#### PROVIDED RECORDS

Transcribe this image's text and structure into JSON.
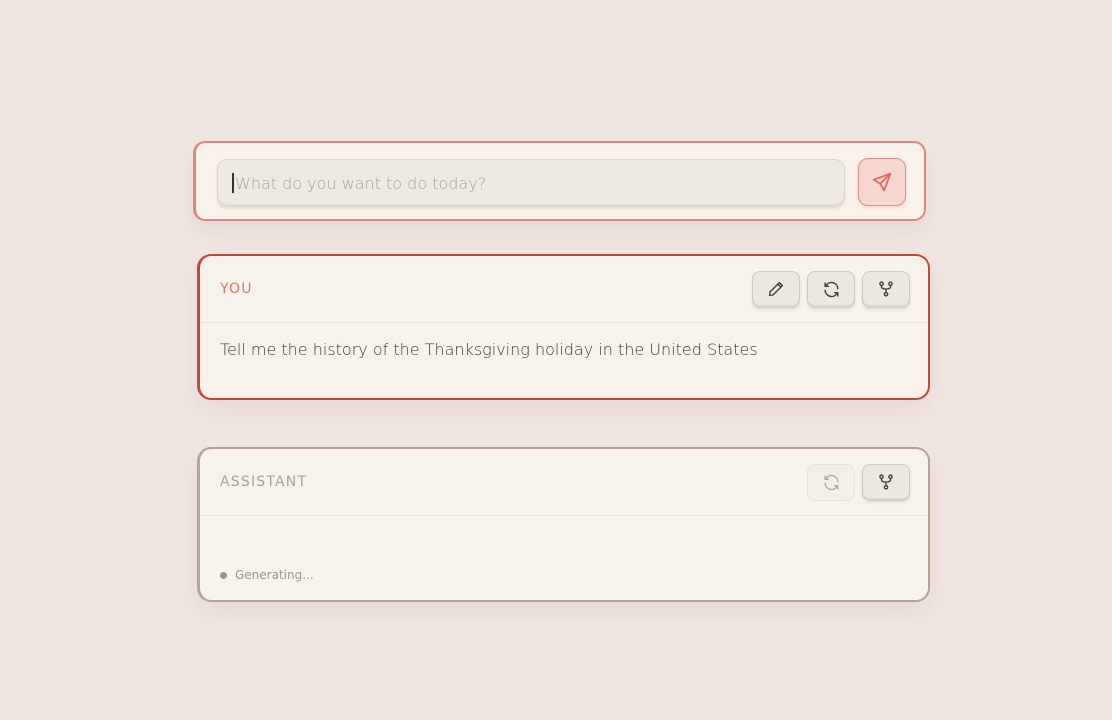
{
  "composer": {
    "placeholder": "What do you want to do today?",
    "value": "",
    "send_icon": "send-icon"
  },
  "messages": [
    {
      "role_label": "YOU",
      "text": "Tell me the history of the Thanksgiving holiday in the United States",
      "actions": [
        "edit-icon",
        "refresh-icon",
        "branch-icon"
      ]
    },
    {
      "role_label": "ASSISTANT",
      "status": "Generating...",
      "actions": [
        "refresh-icon",
        "branch-icon"
      ]
    }
  ],
  "colors": {
    "background": "#f1e7e2",
    "user_accent": "#c8453d",
    "input_accent": "#e2857f",
    "assistant_border": "#b7a391"
  }
}
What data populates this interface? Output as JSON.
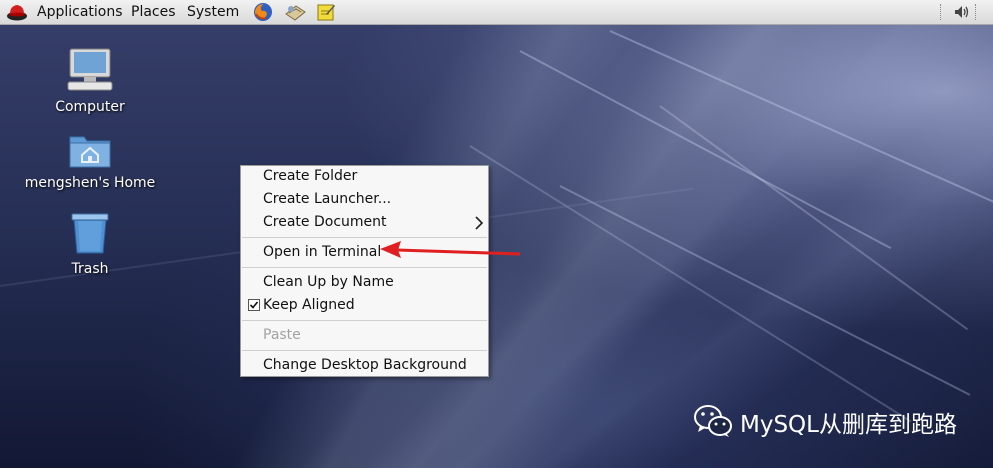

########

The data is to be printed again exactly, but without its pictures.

Transcribe this image's text and structure into JSON.
{
  "composer": {
    "placeholder": "What do you want to do today?",
    "value": "",
    "send_icon": "send-icon"
  },
  "messages": [
    {
      "role_label": "YOU",
      "text": "Tell me the history of the Thanksgiving holiday in the United States",
      "actions": [
        "edit-icon",
        "refresh-icon",
        "branch-icon"
      ]
    },
    {
      "role_label": "ASSISTANT",
      "status": "Generating...",
      "actions": [
        "refresh-icon",
        "branch-icon"
      ]
    }
  ],
  "colors": {
    "background": "#f1e7e2",
    "user_accent": "#c8453d",
    "input_accent": "#e2857f",
    "assistant_border": "#b7a391"
  }
}
What data populates this interface? Output as JSON.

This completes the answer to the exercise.